When I shared with a few long-time staff members that my daughter selected the school because of the culture, they were genuinely interested in what she saw. This was just the way they were and they did not know what made them different. They genuinely cared about students and wanted to ensure they experienced belonging to the community.
Anytime I mention my daughter’s choice people tell me how happy they, a friend or a relative is who went there. “They loved the school.” Prospective partners and customers pay attention to culture.
How consistent is your organization’s culture? Do you tell people who join that they now belong and that you care and will provide resources reflecting your care?
A senior leader called me for executive coaching. She said she was not happy with her job and thought she should move on. She felt bored and felt she was falling behind in her career because she did not yet have the COO position. She felt held back and a bit hopeless. In particular she felt that one member of the executive team kept her out of big projects and would never let her in on the inner circle. In essence she felt like a victim. At the end of 5 sessions she had a completely different picture.
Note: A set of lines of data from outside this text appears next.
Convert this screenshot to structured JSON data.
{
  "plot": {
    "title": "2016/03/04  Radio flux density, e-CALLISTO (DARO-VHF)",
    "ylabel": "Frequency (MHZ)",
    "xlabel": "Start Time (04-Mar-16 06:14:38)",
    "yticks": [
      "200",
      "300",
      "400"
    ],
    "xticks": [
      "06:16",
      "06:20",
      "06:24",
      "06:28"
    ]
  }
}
She said that her entire view of the situation changed.
It was she who was closed and did not make it easy for people to bring her in on projects. She realized that senior leaders thought she was too busy and in fact, she had been the year before. She had not communicated that she had the desire or capacity to be involved in other corporate projects. Next, she realized that her negative view of her colleagues (assuming they were trying to keep her out of important things) in fact contributed to them not including her. She began to seek to understand their perspectives and learned to respect and appreciate them. In a short while, she had enhanced trust and she offered to help. They accepted her involvement and her role became much more interesting.
By shifting her perspective and managing her tendency to be closed and feel like a victim she opened up possibilities for herself and the organization.
Where do you feel like a victim and assume others have negative intentions? What could be another way of seeing the person and situation? Ask if you are being closed and how you can be more open. Consider asking others for support.
Love where you are as much as where you’re going so you never miss a moment of the journey.—Katrina Mayer
Recently some friends were talking about a colleague. They were saying how positive he is and that he is a great person. He shared that he has had an amazing life and if he died tonight he would say that he had a wonderful life and was grateful. True, he has been successful in his career, traveled around the world and had a positive relationship with his family and is happily married later in life. But what most impresses his colleagues is his positive attitude. He is able to see the bright side of things and to envision possibility.
We all face adversity and challenges in life. Hopefully, we learn and grow through these experiences. Ideally, we also are present for the positive experiences and allow ourselves to enjoy them too.
I am consciously focusing on being grateful for all that I have and allowing myself to enjoy my days. I regret that in the past I was so focused on the future and worrying about others that I did not allow myself to be fully present. I am experiencing a wonderful life by simply catching myself and being present to what is. I now look for the joy of the moment rather than thinking that someday things will be in order and then I will be able to enjoy.